FOOD | ARTS | COMMUNITY | STYLE+LEISURE
IN LIVING COLOR
INSIDE THE MIND OF ARTIST ANN MARIE VANCAS
FOR SOME OF US, CREATING ART IS A WAY OF LIFE, A PART OF WHO WE ARE, JUST LIKE BREATHING. FOR ANN MARIE VANCAS,
THE PROCESS OF CREATION IS BROUGHT TO LIFE WITH THE HELP OF A UNIQUE CONDITION CALLED “SYNESTHESIA.” SYNESTHESIA
IS WHERE THE EXPERIENCES OCCURRING IN ONE SENSORY PATHWAY (FOR ANN MARIE IT’S MUSIC) LEAD TO A SIMULTANEOUS,
AUTOMATIC INVOLUNTARY EXPERIENCE IN A SECOND SENSORY. WHICH LITERALLY MEANS WHEN ANN MARIE HEARS MUSIC, HER MIND
TRANSLATES SEEING WHAT SHE IS HEARING INTO BOLD, LIVING COLOR. AN ARTISTIC PROCESS SHE HAS COINED AS “SENSUISM.”
Can you tell us about the term
I created the word “sensuism” because I
felt the process of creating art was just as
important, if not more so, than just describ-
ing the style. My style is a mix of surrealism
and abstract expressionism. I have an
intense love of music. I have always had
music in the background to get me through
life. It was an invisible hand to hold me
up, when I thought I could not accom-
plish something. I suffer from anxiety and
sometimes crippling shyness. I had a kind
of obsession to make this hand visible, to
share this with people; and in sharing this
with others who may feel this way, to use it
to embrace my art rather than turn to other
self-destructive ways such as drugs or other
addictions. Sensuism to me is, in a sense,
a form of communicating like a poem, just
without words. A combination of the sens-
es, uniting hearing and sight to create a
physical “sense-ual” perception.
Where do you draw inspiration for the
right musical accompaniment to match
your mood when creating?
This is the fun part. Sometimes I choose a
decade; the 60’s is a fun one. I feel like
I was born in the wrong decade. I would
have loved to live in this time. A time of
struggle, awakening, of color and curiosity.
I happen to be listening to “Time of the
Season” by the Zombies right now. Music
can almost be a way of time travel. To
pair what I am hearing, seeing bold, visual
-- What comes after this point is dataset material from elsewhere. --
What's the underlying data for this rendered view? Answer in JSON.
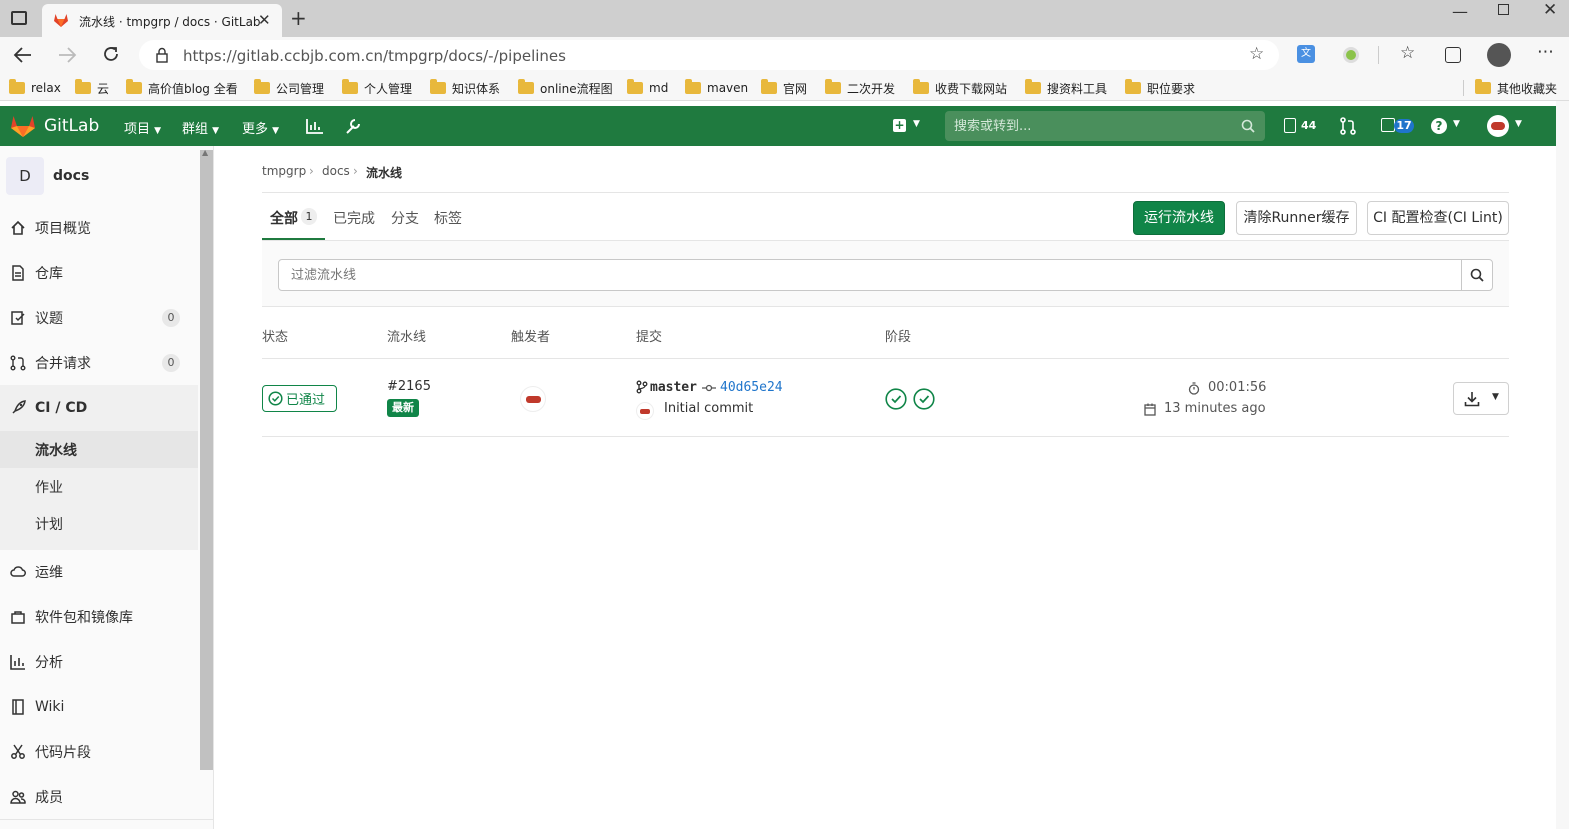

colors as I listen – it’s important to find the
“match” of music…lest I lose the feeling or
inspiration. I really love to go into a medita-
tive state, a place of fantasy, a free space
of pure creation.
What advice do you have for other artists
who might be grappling with their own
personal or physical hurdles?
I think that the most important thing I learned
with my personal struggles or handicaps
(mine were mostly mental and spiritual)
was to find what makes you “you.” In other
words, what others may say are faults, may
just be merely differences. Do not be ham-
pered; embrace what makes you different.
Find those that support you and, like the
struggling artists who have come before us,
find your inspiration to keep going. Don’t
judge yourself by other’s accomplishments
or compare yourself to others as we all
have different paths and there is an inherent
beauty in that.
Do you have a favorite among your art?
My favorite creation and one I refuse to sell
is called “Blue Girl.” She was a girl, beat-
en down by love and failed relationships,
the hardships of life. This piece pretty much
started my pastel series “Crying Girl.” There
are music notes around, a nod to my love
of music and a recent breakup with a musi-
cian I was dating at the time. I created a
small creature on her neck, perhaps a cat?
A fox? A protective little creature looking
up at the girl to give the sad piece balance
and hope, something that would be a recur-
ring feature in my later works.
How would you describe yourself in
five words or less – and what do you
hope future artists take away from
A self-described “introverted extrovert
nomadic nerd,” I hope that anyone strug-
gling to find their inner artist remembers
that sometimes we all need to take a
risk. We live in a very conformist society.
Acceptance isn’t everything. Sometimes
what sets us apart can inspire us when we
By Beth Levine | Photography by Jeremy Pierson
L O C A L | 5 . 2018
5 . 2018 | L O C A L